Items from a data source
★ ★ ★

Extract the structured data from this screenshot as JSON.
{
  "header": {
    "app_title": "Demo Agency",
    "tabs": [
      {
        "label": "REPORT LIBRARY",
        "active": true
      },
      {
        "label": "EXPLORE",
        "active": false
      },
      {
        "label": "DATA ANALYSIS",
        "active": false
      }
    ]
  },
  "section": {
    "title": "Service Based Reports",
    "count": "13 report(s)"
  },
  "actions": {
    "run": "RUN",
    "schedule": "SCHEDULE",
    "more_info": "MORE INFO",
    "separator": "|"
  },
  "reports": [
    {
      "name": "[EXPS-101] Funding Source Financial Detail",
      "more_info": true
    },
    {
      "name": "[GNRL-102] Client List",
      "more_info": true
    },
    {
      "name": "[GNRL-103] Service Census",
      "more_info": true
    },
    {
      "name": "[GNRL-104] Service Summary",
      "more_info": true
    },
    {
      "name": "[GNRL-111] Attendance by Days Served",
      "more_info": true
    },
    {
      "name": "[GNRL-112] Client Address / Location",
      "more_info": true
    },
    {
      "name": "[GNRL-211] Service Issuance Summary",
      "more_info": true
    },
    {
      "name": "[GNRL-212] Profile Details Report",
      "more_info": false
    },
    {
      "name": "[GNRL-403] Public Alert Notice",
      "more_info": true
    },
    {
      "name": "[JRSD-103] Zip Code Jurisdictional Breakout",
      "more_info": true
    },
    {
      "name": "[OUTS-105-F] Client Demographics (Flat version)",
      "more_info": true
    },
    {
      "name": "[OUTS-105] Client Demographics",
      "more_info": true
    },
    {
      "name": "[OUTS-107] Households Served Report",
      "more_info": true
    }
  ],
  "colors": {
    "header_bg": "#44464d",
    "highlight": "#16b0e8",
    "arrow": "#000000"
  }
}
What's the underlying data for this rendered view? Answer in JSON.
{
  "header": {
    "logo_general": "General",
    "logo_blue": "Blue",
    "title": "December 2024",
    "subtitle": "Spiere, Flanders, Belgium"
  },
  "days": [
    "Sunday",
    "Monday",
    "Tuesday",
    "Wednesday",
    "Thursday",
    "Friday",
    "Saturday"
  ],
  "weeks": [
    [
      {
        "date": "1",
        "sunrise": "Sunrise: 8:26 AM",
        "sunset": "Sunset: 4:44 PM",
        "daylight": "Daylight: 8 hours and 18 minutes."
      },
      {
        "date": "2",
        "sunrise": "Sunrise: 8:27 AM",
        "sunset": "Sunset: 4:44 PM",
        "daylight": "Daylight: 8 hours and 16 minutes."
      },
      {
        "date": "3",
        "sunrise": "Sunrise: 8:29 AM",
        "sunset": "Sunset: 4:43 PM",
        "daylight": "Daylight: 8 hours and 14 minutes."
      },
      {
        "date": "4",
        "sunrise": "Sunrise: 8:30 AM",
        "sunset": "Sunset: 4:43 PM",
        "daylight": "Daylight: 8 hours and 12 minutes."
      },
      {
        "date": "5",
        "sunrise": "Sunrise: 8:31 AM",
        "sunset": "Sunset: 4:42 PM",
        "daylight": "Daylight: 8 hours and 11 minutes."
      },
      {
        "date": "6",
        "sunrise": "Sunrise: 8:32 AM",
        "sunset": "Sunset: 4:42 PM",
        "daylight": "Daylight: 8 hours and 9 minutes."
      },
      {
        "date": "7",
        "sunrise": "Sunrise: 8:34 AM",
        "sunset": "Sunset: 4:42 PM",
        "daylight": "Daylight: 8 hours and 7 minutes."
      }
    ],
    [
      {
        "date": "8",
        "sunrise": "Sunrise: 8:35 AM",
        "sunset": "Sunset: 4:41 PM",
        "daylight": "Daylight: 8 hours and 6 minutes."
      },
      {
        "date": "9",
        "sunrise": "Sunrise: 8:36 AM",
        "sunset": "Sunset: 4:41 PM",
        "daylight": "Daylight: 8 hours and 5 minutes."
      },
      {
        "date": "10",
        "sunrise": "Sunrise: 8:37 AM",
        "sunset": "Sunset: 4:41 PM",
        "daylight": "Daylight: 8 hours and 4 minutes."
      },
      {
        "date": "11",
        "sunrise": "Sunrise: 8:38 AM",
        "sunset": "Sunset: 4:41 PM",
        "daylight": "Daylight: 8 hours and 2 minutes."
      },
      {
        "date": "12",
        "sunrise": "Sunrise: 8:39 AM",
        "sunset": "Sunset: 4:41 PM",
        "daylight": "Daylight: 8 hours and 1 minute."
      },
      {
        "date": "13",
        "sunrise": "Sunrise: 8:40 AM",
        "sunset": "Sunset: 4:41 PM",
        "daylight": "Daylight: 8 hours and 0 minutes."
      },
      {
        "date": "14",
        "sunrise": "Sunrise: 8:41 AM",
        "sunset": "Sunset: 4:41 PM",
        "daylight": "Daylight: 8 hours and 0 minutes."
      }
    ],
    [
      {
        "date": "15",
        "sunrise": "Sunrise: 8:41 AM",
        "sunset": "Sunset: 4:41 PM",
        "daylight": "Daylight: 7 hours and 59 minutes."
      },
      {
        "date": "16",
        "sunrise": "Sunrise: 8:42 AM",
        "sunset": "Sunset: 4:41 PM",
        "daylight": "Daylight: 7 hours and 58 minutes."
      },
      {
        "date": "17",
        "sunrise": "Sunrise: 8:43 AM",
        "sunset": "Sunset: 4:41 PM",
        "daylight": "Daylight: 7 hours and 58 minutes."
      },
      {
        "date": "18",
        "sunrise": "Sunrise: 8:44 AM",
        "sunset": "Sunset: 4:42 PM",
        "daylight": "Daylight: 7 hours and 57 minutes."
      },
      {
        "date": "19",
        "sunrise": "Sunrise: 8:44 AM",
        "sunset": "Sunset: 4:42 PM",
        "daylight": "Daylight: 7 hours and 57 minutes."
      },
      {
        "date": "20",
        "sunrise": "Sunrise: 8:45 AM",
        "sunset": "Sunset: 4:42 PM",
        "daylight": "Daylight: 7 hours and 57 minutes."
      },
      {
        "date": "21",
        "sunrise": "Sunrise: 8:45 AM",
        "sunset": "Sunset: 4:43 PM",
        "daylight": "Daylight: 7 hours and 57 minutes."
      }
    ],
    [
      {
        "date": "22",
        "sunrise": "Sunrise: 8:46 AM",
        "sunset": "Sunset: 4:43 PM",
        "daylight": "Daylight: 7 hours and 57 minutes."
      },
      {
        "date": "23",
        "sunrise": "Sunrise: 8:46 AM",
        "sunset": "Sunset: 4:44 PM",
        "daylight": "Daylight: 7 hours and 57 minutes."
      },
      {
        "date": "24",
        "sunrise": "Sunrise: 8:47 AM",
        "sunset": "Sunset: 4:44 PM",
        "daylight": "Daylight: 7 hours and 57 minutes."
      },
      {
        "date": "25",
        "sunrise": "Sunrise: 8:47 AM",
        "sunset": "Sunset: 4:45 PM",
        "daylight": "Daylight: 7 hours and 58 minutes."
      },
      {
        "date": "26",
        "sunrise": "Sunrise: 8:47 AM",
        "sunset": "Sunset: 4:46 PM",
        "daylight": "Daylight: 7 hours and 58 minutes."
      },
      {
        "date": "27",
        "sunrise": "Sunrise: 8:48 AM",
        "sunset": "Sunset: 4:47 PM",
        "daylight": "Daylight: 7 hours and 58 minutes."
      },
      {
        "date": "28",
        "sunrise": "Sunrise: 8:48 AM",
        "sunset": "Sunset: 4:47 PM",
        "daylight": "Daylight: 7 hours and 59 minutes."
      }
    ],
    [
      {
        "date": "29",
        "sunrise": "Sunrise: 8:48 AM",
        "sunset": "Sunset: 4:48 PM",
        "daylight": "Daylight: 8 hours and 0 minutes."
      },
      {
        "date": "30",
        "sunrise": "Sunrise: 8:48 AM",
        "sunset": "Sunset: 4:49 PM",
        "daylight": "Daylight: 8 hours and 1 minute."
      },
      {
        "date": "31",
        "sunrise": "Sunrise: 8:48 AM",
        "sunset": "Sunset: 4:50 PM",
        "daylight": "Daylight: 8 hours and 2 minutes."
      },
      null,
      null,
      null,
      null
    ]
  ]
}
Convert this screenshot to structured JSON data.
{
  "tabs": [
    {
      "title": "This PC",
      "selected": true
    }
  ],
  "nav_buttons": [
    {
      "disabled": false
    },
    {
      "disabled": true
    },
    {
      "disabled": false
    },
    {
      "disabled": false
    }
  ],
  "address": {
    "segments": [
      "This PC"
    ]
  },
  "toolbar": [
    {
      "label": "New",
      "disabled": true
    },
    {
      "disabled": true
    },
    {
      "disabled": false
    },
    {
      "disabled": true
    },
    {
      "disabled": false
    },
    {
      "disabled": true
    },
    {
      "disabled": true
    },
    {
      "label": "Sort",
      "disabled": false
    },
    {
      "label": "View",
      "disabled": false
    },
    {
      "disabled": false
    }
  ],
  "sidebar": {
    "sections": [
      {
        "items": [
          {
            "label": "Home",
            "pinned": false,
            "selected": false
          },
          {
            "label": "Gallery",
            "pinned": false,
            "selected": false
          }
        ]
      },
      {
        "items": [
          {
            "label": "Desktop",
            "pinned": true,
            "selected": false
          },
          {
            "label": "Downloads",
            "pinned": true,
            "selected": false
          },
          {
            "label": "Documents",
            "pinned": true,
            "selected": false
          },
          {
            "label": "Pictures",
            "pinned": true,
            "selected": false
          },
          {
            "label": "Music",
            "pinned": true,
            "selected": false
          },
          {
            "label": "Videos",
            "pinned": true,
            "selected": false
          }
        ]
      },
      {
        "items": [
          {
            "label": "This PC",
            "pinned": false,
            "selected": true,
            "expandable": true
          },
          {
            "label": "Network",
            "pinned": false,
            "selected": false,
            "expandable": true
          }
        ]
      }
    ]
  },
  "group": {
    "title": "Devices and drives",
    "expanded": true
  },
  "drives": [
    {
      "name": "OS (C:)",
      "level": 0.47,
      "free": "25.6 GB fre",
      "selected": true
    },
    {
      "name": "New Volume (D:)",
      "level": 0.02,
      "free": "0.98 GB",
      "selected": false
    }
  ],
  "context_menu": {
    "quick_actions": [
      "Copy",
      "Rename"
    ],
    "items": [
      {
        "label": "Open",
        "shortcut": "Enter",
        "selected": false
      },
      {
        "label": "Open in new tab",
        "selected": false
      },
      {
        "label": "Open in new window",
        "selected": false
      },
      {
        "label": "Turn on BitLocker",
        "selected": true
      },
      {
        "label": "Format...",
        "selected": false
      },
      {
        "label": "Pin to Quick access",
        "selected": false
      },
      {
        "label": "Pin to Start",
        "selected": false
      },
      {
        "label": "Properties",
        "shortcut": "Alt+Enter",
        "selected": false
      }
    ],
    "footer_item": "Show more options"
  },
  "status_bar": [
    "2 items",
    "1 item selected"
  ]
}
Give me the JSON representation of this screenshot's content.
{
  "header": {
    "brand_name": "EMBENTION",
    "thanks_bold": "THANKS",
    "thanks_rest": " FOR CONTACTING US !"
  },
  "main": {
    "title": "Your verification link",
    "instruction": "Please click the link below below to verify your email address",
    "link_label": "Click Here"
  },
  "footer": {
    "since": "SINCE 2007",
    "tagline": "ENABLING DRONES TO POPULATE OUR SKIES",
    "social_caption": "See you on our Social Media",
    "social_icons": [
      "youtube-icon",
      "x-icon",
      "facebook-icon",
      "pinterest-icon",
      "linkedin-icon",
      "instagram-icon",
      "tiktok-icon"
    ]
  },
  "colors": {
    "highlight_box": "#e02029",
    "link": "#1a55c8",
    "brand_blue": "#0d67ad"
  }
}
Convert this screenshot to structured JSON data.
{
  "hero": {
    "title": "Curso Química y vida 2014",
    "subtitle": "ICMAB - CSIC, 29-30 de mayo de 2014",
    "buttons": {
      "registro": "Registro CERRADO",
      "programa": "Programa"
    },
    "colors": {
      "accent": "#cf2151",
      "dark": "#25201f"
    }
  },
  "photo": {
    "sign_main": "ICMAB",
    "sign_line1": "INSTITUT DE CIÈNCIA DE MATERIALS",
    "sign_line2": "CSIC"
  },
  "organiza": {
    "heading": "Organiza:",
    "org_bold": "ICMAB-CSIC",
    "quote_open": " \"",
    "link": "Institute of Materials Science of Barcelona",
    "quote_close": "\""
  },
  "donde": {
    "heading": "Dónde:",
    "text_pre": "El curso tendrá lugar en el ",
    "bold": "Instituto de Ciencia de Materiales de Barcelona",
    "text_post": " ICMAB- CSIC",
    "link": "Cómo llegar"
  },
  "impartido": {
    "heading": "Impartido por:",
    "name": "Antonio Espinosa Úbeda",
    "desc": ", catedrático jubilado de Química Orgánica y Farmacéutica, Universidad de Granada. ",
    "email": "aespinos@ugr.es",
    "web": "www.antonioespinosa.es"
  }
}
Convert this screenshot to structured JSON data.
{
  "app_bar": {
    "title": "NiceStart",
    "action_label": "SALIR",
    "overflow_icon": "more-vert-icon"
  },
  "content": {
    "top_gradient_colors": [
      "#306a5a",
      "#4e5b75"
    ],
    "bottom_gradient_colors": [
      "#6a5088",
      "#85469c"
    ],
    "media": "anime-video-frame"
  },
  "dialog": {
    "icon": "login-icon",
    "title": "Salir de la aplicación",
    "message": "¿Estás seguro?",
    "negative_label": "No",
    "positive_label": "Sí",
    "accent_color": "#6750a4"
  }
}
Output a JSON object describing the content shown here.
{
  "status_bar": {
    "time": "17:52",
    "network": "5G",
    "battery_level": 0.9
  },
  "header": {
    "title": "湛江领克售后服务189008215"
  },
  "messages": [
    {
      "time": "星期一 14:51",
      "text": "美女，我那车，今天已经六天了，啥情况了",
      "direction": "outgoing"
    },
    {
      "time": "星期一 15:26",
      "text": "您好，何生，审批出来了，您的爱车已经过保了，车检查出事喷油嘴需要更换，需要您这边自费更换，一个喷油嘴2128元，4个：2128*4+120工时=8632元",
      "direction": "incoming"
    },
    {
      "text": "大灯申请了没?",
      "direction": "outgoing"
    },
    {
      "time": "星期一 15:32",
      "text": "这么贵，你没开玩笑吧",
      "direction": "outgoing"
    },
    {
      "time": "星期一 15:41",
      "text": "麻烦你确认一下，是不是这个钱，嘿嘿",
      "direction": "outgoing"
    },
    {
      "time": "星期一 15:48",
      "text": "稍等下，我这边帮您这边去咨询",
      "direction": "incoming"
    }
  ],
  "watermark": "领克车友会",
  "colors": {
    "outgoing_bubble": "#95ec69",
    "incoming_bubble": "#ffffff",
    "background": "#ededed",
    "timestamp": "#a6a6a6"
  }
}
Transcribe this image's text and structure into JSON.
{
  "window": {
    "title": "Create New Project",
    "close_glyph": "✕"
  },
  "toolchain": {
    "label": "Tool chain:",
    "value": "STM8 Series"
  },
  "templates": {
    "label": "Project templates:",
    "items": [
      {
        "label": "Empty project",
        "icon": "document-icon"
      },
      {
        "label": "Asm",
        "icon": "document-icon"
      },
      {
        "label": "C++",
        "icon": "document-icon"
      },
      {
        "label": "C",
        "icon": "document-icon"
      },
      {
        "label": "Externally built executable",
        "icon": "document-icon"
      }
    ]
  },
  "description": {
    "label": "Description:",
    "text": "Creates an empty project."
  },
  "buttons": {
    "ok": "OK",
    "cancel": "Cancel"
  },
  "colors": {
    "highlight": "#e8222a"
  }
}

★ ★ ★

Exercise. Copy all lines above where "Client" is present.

Written response.
      "name": "[GNRL-102] Client List",
      "name": "[GNRL-112] Client Address / Location",
      "name": "[OUTS-105-F] Client Demographics (Flat version)",
      "name": "[OUTS-105] Client Demographics",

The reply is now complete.